| WORK ORDER |
Which of the lines below holds the string "Airial"? Copy every line that does.

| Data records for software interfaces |
----------------------------------------
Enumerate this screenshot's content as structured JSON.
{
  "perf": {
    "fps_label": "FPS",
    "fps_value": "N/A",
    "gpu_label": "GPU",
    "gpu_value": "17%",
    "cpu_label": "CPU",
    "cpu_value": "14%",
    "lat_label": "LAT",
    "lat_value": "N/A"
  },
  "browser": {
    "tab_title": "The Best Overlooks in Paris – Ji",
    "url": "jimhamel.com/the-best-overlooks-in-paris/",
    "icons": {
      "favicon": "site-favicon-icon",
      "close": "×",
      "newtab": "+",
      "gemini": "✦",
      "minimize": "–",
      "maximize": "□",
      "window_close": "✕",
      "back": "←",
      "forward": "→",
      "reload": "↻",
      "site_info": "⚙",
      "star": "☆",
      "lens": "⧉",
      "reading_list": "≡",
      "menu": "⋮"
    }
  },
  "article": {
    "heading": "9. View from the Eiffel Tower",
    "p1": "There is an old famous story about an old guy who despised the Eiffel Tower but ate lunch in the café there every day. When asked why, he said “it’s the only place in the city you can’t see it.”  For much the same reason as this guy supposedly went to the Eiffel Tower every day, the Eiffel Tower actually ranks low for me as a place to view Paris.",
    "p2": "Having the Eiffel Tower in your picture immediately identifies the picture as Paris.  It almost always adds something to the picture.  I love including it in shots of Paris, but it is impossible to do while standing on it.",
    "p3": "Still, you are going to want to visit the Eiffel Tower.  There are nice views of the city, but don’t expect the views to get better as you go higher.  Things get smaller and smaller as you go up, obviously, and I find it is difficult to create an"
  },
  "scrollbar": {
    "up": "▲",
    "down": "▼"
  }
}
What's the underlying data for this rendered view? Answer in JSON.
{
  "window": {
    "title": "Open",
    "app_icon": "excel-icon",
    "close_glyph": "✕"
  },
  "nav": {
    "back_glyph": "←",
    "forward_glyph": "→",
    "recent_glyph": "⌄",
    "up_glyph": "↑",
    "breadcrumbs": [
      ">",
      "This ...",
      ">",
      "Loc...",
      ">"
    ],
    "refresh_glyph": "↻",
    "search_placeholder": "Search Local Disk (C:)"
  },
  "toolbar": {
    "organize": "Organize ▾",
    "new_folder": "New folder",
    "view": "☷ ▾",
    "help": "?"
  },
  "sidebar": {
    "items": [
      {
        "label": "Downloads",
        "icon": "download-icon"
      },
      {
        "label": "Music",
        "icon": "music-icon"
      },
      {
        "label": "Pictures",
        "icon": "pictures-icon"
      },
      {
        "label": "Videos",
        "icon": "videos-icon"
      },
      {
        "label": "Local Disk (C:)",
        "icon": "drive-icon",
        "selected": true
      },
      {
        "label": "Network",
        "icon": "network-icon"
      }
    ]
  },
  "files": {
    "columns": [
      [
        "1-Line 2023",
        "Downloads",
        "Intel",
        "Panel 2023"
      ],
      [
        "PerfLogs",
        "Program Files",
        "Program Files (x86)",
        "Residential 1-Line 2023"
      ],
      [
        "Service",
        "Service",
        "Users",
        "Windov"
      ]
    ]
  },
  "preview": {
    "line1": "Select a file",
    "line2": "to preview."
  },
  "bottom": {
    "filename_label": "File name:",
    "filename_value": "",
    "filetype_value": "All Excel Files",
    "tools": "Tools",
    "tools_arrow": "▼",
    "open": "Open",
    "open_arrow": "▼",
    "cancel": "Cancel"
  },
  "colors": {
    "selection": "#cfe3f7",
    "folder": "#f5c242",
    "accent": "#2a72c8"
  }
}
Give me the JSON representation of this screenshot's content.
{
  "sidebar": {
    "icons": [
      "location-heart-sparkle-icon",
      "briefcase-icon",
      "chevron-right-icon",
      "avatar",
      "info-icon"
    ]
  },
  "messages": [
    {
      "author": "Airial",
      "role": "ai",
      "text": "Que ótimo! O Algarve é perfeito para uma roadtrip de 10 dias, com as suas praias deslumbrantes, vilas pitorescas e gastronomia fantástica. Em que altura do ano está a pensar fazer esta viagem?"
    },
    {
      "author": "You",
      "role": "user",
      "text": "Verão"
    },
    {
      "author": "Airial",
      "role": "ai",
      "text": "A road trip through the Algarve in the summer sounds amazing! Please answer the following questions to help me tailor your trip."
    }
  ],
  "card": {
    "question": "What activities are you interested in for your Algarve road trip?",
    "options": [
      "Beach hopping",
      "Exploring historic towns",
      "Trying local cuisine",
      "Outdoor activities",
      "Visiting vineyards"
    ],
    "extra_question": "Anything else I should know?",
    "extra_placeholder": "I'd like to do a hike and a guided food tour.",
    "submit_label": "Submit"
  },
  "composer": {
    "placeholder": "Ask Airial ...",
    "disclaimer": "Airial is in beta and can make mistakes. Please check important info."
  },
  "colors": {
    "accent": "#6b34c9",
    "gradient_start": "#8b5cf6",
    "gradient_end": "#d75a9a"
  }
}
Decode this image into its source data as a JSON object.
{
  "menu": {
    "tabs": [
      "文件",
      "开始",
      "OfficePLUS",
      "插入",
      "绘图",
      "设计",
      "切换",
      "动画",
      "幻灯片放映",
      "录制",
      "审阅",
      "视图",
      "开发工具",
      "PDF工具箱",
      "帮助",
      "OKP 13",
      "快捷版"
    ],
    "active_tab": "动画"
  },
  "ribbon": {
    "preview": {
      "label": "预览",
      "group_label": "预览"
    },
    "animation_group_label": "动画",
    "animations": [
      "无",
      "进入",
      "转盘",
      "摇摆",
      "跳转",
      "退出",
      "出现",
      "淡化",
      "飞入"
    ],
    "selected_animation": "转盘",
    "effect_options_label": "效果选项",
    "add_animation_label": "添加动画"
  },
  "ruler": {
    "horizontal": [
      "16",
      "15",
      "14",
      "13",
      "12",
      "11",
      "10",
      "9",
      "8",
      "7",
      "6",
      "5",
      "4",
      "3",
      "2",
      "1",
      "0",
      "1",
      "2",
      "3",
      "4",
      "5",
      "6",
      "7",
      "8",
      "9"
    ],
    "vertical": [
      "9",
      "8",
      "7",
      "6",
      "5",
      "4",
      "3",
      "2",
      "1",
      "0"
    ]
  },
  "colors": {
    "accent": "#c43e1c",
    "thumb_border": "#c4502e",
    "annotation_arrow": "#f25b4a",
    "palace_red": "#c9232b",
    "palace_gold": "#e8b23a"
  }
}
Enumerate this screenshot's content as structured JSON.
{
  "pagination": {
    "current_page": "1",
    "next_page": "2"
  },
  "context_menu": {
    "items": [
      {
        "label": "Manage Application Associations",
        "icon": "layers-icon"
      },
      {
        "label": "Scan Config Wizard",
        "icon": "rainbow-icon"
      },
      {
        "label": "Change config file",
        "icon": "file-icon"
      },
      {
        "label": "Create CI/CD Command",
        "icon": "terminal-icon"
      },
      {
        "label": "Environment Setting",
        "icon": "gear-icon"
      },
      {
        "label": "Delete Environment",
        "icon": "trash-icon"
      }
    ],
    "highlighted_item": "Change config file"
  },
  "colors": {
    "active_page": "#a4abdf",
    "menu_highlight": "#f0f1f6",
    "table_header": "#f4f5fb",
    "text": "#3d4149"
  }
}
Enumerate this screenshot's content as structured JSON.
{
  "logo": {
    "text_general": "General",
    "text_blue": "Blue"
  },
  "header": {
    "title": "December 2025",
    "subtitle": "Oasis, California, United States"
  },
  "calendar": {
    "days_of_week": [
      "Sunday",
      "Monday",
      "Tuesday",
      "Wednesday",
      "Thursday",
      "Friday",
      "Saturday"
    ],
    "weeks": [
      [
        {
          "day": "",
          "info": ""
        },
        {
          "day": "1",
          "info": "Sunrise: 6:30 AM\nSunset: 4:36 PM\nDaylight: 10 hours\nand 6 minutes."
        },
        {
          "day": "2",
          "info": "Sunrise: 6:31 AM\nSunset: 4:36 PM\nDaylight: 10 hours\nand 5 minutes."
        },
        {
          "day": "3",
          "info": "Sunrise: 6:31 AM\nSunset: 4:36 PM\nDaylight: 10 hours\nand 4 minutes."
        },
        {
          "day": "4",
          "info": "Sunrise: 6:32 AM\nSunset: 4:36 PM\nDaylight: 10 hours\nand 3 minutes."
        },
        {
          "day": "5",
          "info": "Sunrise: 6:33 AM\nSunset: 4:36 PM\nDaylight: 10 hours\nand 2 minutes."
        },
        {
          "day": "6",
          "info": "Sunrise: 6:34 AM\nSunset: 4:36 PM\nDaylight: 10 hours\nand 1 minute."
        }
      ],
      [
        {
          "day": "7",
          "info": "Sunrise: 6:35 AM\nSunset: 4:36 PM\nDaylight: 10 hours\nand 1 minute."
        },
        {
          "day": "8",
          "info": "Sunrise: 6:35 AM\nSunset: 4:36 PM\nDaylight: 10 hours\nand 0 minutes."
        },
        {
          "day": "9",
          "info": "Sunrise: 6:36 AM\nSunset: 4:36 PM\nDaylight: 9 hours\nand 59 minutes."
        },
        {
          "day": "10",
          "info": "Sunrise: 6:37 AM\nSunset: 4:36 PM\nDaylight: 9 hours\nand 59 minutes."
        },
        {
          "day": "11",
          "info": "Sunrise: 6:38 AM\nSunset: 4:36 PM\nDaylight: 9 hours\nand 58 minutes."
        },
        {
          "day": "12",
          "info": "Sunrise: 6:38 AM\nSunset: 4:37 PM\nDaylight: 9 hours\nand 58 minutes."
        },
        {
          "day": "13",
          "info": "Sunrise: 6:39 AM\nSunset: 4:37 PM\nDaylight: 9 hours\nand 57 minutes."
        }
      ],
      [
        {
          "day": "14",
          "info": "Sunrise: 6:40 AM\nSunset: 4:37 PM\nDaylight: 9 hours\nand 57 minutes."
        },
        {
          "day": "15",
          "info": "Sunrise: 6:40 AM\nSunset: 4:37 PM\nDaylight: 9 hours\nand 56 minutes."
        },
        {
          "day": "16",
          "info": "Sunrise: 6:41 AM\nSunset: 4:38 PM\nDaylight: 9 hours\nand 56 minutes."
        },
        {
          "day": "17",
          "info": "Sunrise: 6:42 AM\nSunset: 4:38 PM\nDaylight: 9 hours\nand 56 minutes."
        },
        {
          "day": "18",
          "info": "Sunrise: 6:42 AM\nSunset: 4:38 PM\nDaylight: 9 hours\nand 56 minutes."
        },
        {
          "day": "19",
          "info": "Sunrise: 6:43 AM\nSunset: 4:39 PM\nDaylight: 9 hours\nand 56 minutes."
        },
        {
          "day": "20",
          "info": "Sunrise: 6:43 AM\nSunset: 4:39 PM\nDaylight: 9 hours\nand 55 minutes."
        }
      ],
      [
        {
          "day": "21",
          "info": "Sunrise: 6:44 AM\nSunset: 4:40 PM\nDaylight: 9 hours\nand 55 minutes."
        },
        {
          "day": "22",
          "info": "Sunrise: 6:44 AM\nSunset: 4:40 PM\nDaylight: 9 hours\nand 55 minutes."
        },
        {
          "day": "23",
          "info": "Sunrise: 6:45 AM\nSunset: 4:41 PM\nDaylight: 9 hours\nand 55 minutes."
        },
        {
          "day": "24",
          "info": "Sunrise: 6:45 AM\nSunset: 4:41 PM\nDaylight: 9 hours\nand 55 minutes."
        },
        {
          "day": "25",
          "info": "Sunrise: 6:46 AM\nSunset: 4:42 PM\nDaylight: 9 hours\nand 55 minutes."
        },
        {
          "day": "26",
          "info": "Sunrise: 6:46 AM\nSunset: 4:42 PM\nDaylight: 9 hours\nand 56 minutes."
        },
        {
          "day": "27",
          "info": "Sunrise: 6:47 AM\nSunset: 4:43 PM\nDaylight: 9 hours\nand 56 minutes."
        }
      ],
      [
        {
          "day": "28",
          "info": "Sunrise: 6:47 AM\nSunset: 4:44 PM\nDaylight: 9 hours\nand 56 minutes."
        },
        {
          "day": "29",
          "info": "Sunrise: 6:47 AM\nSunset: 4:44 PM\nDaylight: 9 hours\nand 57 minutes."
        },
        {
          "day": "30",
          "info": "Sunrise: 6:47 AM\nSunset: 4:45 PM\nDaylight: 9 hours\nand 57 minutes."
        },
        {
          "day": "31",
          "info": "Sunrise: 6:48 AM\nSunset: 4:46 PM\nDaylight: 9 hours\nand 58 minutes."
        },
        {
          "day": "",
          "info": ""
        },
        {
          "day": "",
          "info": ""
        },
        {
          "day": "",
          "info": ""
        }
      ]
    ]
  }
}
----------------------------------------
| TASK RESULT |
      "author": "Airial",
      "author": "Airial",
    "placeholder": "Ask Airial ...",
    "disclaimer": "Airial is in beta and can make mistakes. Please check important info."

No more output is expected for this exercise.